Philip L. Hale, Vermeer. London, 1937 (this is the later edition of the 1913 book was completed by F.W. Coburn & R.T. Hale).
Philip L Hale (1865-1931) was a painter, teacher, writer. His book, which was published in 1913 highlights life and work of Johannes Vermeer with regards to archival documents and painterly qualities. Vermeer, the "painter's painter", even "the supreme painter", is described well and understood in terms of the visual quality of the paint surface.
"There were giants, of course, such as Vélasquez, Rubens and Rembrandt, who did very wonderful things, but none of these ever conceived of arriving a tone by an exquisitely just relation of colour values - the essence of contemporary painting that is really good. (...) We of today particularly admire Vermeer because he has attacked what seem to us significant problems or motives, and has solved them, on the whole, as we like to see them solved. (...) By and large, Vermeer has more great painting qualities and fewer defects than any other painter of any time or place." (p. 3).
He looked at his work to see "...if there was anything he could do to his picture to make it portray more closely the real aspect of nature - la vraie vérité , as Gustave Courbet liked to call it. (p. 4).
"...there is beauty in rightness... (...) Vermeer's art has this quality of cool, well-planned rightness to the full.

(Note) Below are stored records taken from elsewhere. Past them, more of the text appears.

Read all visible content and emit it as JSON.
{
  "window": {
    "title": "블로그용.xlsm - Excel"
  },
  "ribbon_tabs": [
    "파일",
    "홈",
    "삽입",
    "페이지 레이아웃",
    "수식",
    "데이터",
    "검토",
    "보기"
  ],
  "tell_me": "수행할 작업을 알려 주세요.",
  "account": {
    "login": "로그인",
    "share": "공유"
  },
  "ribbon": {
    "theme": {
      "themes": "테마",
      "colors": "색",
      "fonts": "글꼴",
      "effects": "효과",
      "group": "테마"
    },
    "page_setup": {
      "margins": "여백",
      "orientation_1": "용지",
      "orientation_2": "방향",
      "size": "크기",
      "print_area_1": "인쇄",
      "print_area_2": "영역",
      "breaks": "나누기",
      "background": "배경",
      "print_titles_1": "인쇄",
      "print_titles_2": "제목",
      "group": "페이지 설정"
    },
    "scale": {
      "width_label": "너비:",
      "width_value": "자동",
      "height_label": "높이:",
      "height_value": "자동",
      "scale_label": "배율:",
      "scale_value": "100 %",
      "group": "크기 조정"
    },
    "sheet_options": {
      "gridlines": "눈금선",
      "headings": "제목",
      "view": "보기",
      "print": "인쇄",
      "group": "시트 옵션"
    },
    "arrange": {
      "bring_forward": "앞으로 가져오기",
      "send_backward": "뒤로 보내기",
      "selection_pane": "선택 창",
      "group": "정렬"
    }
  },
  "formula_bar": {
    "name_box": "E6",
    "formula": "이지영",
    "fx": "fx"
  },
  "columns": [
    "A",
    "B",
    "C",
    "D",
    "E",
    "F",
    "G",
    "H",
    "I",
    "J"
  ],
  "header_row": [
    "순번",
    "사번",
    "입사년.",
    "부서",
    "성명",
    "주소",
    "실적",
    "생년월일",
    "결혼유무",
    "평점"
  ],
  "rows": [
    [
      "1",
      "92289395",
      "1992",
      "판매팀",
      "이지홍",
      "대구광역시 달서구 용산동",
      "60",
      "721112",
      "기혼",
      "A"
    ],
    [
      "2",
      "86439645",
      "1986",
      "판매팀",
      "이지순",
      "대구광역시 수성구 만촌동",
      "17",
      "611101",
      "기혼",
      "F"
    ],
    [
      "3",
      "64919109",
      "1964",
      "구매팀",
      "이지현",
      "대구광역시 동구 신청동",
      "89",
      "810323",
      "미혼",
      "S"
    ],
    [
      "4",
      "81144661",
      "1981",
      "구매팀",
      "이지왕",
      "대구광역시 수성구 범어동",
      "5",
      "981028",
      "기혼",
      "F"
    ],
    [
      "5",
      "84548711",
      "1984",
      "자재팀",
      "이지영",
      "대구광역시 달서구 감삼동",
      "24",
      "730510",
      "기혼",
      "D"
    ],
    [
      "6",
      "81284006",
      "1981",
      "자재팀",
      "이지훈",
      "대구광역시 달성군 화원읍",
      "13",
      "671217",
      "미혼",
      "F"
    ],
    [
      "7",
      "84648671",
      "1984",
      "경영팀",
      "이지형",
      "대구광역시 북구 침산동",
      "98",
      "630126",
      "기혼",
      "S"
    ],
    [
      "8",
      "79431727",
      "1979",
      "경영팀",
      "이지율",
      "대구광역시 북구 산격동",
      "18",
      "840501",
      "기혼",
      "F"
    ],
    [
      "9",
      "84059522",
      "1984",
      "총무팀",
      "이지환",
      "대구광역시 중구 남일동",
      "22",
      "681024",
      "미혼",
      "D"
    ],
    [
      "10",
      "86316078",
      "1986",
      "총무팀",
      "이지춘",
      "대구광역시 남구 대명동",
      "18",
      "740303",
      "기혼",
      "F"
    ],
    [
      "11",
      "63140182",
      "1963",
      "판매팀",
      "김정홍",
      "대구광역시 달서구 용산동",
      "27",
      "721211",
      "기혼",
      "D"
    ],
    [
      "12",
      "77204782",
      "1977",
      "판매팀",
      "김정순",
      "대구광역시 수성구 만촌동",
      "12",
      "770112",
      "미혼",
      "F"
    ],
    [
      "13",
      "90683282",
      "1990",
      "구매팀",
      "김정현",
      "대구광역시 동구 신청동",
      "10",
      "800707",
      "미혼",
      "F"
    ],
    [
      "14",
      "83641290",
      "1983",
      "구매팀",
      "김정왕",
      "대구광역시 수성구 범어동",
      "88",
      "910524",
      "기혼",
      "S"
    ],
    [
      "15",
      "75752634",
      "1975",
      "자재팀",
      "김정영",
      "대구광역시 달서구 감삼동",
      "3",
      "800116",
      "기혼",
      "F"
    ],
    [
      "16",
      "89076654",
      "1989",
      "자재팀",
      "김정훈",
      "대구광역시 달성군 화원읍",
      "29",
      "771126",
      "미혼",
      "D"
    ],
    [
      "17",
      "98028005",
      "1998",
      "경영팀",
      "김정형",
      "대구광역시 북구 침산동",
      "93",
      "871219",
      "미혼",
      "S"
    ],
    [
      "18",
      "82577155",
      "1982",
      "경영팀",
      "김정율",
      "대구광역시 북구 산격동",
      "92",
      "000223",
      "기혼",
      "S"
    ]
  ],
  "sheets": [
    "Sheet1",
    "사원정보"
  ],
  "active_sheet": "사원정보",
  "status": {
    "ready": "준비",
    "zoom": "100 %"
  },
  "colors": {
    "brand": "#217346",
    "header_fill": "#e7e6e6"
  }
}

He holds, as it were, a silver mirror up to nature, but he tells no more pleasant tales as he holds it. His work is as intensely personal as any that was ever done, but it offers a personality disengaged from self-consciousness during the making process. (p. 5).
The personality (...) is revealed in the device of the subject, in the arrangement of colours, in the registration of colour values and of edges.. (...) The man simply painted on (...) striving for and attaining the rightness of things (...). He conceived and sought the best arrangement of line and colour that he could achieve." (p. 8-9).
Some critics feel that Vermeer's hands are among the most wonderful creations in art history. It is almost funny that Hale thinks differently:
"He did not draw structurally at all. While many of the Netherland painters knew their anatomy and constructed their figures understandingly, it is questionable if Vermeer really understood the construction of the arm, the wrist, the hand, the knee, the foot. By sheer keenness of perception he sometimes rendered wonderfully well the general shape and size of a hand; this by indication of the way the light slid over it. He often drew hands well, as if they were still life. His accessories were delineated about as adequately as by anyone. There is occasionally a little faltering in getting the side of a jog even with the other side, but, practically speaking, Vermeer working always from the appearance of things, delineated still life - chairs, crumpled rugs and his famous lion's heads - quite adequately." (p. 74).
This page forms part of a large encyclopedic site on Delft. Research by Drs. Kees Kaldenbach (email). A full presentation is on view at johannesvermeer.info.
Launched 16 February 2001; Last update March 1, 2017.